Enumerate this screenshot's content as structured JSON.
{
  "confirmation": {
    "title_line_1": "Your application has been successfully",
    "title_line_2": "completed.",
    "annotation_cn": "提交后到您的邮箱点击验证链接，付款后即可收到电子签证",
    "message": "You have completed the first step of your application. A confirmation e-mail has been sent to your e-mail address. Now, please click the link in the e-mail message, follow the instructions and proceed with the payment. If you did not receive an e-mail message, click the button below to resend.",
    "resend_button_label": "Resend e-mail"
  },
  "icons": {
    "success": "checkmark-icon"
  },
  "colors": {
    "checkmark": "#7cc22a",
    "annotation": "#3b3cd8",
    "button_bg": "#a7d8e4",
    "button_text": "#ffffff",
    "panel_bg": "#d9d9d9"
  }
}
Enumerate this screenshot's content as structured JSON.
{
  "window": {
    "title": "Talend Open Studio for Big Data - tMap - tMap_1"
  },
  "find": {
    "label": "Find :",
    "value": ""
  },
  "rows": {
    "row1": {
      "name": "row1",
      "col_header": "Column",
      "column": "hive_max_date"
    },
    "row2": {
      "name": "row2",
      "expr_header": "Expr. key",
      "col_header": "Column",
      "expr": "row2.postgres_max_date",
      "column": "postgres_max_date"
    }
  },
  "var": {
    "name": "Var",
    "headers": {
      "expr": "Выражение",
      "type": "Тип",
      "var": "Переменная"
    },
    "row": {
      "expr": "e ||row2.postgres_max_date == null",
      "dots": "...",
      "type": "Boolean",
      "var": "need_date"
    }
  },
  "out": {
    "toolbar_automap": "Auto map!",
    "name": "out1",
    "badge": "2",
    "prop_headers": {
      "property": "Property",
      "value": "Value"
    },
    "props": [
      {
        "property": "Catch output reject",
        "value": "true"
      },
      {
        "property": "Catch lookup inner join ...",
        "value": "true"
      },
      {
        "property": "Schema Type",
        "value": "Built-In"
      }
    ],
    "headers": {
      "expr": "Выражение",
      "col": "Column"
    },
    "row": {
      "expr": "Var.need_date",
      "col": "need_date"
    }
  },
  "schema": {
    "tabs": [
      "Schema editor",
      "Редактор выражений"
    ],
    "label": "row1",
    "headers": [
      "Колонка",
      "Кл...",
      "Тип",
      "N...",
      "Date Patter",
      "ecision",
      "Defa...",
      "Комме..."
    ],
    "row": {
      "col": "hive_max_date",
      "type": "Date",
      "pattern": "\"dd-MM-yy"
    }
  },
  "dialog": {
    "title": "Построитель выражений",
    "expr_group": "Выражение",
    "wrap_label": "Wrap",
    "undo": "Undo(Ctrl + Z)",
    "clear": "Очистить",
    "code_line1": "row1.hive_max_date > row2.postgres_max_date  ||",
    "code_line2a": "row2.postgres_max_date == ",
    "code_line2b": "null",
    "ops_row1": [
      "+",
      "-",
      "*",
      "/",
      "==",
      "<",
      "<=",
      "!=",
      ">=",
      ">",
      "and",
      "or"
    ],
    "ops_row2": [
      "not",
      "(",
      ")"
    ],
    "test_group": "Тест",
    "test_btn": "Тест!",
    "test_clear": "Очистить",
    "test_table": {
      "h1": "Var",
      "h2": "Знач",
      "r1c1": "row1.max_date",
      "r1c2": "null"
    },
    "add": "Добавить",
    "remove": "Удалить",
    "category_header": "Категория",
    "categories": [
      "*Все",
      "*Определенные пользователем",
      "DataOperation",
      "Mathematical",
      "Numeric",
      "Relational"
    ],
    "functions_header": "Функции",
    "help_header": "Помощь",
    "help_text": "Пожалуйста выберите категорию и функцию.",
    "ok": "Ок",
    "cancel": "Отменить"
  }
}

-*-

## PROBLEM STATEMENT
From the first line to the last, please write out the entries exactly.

## RESULT OF THIS TASK
Enumerate this screenshot's content as structured JSON.
{
  "confirmation": {
    "title_line_1": "Your application has been successfully",
    "title_line_2": "completed.",
    "annotation_cn": "提交后到您的邮箱点击验证链接，付款后即可收到电子签证",
    "message": "You have completed the first step of your application. A confirmation e-mail has been sent to your e-mail address. Now, please click the link in the e-mail message, follow the instructions and proceed with the payment. If you did not receive an e-mail message, click the button below to resend.",
    "resend_button_label": "Resend e-mail"
  },
  "icons": {
    "success": "checkmark-icon"
  },
  "colors": {
    "checkmark": "#7cc22a",
    "annotation": "#3b3cd8",
    "button_bg": "#a7d8e4",
    "button_text": "#ffffff",
    "panel_bg": "#d9d9d9"
  }
}
Enumerate this screenshot's content as structured JSON.
{
  "window": {
    "title": "Talend Open Studio for Big Data - tMap - tMap_1"
  },
  "find": {
    "label": "Find :",
    "value": ""
  },
  "rows": {
    "row1": {
      "name": "row1",
      "col_header": "Column",
      "column": "hive_max_date"
    },
    "row2": {
      "name": "row2",
      "expr_header": "Expr. key",
      "col_header": "Column",
      "expr": "row2.postgres_max_date",
      "column": "postgres_max_date"
    }
  },
  "var": {
    "name": "Var",
    "headers": {
      "expr": "Выражение",
      "type": "Тип",
      "var": "Переменная"
    },
    "row": {
      "expr": "e ||row2.postgres_max_date == null",
      "dots": "...",
      "type": "Boolean",
      "var": "need_date"
    }
  },
  "out": {
    "toolbar_automap": "Auto map!",
    "name": "out1",
    "badge": "2",
    "prop_headers": {
      "property": "Property",
      "value": "Value"
    },
    "props": [
      {
        "property": "Catch output reject",
        "value": "true"
      },
      {
        "property": "Catch lookup inner join ...",
        "value": "true"
      },
      {
        "property": "Schema Type",
        "value": "Built-In"
      }
    ],
    "headers": {
      "expr": "Выражение",
      "col": "Column"
    },
    "row": {
      "expr": "Var.need_date",
      "col": "need_date"
    }
  },
  "schema": {
    "tabs": [
      "Schema editor",
      "Редактор выражений"
    ],
    "label": "row1",
    "headers": [
      "Колонка",
      "Кл...",
      "Тип",
      "N...",
      "Date Patter",
      "ecision",
      "Defa...",
      "Комме..."
    ],
    "row": {
      "col": "hive_max_date",
      "type": "Date",
      "pattern": "\"dd-MM-yy"
    }
  },
  "dialog": {
    "title": "Построитель выражений",
    "expr_group": "Выражение",
    "wrap_label": "Wrap",
    "undo": "Undo(Ctrl + Z)",
    "clear": "Очистить",
    "code_line1": "row1.hive_max_date > row2.postgres_max_date  ||",
    "code_line2a": "row2.postgres_max_date == ",
    "code_line2b": "null",
    "ops_row1": [
      "+",
      "-",
      "*",
      "/",
      "==",
      "<",
      "<=",
      "!=",
      ">=",
      ">",
      "and",
      "or"
    ],
    "ops_row2": [
      "not",
      "(",
      ")"
    ],
    "test_group": "Тест",
    "test_btn": "Тест!",
    "test_clear": "Очистить",
    "test_table": {
      "h1": "Var",
      "h2": "Знач",
      "r1c1": "row1.max_date",
      "r1c2": "null"
    },
    "add": "Добавить",
    "remove": "Удалить",
    "category_header": "Категория",
    "categories": [
      "*Все",
      "*Определенные пользователем",
      "DataOperation",
      "Mathematical",
      "Numeric",
      "Relational"
    ],
    "functions_header": "Функции",
    "help_header": "Помощь",
    "help_text": "Пожалуйста выберите категорию и функцию.",
    "ok": "Ок",
    "cancel": "Отменить"
  }
}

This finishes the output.